Facebook says it’s leading the privacy revolution. Critics say it’s trying to trick people into sharing more information than they realize. eSecurityPlanet looks at the charges, and hears from Facebook’s top man in Washington who says people are “panicking unnecessarily.”
It wouldn’t be a major announcement from Facebook if it weren’t met by howls of protest.
The latest follows yesterday’s revamp of the company’s privacy features, a process that will require all Facebook users to update the settings that determine how widely accessible the information they post to their profiles will be.
Facebook billed the changes as a consumer-friendly overhaul that would give users simpler and more granular controls over their information, but some digital rights and privacy advocates rushed to criticize the move.
Specifically, they worry that as users are prompted to update their controls, Facebook set the default setting for status updates, photos, and other posts to “everyone,” meaning that that information would be open to the entire Web, not just the Facebook community.

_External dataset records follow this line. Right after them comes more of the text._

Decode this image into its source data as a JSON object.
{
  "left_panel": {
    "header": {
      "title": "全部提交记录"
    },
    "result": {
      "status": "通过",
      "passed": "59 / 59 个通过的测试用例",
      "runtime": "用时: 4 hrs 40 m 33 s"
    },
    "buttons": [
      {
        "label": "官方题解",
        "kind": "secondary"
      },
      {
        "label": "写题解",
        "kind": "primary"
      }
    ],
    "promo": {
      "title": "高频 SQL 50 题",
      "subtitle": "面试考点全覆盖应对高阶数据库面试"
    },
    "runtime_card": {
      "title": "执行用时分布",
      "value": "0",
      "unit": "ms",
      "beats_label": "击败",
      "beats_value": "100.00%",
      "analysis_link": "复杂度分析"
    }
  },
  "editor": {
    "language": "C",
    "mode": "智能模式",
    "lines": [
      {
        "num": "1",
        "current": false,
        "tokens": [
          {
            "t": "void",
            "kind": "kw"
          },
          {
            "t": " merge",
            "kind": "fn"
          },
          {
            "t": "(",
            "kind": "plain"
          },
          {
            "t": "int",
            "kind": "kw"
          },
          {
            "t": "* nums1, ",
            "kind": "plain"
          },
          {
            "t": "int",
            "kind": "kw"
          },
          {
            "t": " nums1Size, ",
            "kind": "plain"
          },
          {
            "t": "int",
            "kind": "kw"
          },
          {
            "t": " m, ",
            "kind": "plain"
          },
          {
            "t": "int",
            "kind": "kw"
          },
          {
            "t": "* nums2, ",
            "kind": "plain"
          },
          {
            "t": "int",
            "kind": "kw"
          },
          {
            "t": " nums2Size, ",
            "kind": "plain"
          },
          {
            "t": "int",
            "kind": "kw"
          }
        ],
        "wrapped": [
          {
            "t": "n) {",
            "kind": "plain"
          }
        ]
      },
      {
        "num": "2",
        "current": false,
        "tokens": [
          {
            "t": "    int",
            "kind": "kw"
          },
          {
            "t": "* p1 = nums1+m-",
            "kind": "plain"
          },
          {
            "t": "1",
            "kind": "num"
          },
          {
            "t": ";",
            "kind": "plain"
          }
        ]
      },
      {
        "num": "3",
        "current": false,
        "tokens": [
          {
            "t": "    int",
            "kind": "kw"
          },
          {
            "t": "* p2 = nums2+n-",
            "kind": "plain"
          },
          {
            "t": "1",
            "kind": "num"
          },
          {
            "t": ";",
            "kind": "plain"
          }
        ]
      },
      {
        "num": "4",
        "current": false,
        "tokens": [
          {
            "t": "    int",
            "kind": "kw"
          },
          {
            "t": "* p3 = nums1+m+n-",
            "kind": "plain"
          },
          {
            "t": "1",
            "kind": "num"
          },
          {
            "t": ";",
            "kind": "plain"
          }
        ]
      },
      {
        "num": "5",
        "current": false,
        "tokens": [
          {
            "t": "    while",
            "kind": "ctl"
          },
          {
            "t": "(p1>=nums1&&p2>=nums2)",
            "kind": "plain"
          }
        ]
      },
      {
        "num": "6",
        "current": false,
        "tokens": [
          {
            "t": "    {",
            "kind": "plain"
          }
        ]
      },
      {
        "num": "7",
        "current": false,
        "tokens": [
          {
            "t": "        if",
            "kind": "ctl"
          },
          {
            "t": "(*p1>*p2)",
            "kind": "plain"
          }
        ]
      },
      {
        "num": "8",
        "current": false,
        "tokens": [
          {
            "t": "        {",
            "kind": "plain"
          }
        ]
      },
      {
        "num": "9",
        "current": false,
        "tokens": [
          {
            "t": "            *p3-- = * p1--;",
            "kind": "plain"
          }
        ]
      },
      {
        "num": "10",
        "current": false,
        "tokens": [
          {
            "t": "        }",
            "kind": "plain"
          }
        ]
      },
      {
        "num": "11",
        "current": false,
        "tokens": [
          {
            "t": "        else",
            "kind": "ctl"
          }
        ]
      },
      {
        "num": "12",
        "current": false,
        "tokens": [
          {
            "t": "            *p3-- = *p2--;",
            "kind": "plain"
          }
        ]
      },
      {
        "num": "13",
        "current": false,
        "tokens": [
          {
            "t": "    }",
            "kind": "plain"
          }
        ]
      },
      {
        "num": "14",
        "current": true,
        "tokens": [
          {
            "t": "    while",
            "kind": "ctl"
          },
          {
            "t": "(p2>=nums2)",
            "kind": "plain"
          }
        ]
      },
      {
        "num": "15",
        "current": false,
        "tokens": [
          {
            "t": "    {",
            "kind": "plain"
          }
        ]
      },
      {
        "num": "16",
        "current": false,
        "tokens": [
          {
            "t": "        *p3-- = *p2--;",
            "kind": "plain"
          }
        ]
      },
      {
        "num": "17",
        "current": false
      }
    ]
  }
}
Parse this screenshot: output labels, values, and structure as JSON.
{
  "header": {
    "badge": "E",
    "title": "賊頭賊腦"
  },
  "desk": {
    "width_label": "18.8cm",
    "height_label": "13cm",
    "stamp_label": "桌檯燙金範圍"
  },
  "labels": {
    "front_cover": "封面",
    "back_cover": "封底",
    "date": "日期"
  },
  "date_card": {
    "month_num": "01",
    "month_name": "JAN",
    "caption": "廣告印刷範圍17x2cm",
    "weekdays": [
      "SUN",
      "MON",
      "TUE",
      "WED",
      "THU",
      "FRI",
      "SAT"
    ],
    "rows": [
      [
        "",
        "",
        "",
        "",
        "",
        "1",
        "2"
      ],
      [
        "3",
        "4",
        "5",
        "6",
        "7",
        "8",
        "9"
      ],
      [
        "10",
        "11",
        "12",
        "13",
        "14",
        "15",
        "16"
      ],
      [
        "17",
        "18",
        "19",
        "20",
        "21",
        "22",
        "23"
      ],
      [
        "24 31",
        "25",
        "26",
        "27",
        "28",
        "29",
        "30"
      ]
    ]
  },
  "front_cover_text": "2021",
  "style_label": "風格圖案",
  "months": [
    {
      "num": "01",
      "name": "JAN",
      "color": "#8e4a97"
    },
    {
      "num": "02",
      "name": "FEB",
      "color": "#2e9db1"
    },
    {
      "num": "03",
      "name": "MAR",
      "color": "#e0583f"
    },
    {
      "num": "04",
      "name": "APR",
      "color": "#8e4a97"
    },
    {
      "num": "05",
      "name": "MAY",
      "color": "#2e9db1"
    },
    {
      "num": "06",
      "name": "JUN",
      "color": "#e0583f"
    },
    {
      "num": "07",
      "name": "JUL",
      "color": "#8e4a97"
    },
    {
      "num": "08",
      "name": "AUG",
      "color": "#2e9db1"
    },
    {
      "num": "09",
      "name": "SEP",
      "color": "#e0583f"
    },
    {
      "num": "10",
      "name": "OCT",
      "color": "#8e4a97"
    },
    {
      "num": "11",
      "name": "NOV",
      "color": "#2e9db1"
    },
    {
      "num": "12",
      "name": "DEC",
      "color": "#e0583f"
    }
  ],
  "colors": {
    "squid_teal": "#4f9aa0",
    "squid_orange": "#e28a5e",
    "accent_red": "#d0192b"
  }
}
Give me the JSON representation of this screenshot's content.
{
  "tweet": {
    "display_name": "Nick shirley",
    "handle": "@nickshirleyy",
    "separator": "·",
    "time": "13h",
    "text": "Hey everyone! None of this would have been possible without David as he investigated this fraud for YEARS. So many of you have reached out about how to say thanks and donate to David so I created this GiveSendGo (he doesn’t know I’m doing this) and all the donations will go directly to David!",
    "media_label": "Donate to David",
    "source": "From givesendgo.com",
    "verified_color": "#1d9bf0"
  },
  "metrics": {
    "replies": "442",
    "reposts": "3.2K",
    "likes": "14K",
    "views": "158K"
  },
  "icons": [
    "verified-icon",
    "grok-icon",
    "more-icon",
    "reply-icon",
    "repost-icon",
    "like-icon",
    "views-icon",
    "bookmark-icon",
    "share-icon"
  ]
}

“Facebook’s new changes are obviously intended to get people to open up even more of their Facebook data to the public,” Kevin Bankston, an attorney with the Electronic Frontier Foundation (EFF), wrote of the new features. “The privacy ‘transition tool’ that guides users through the configuration will ‘recommend’ — preselect by default — the setting to share the content they post to Facebook, such as status messages and wall posts, with everyone on the Internet.”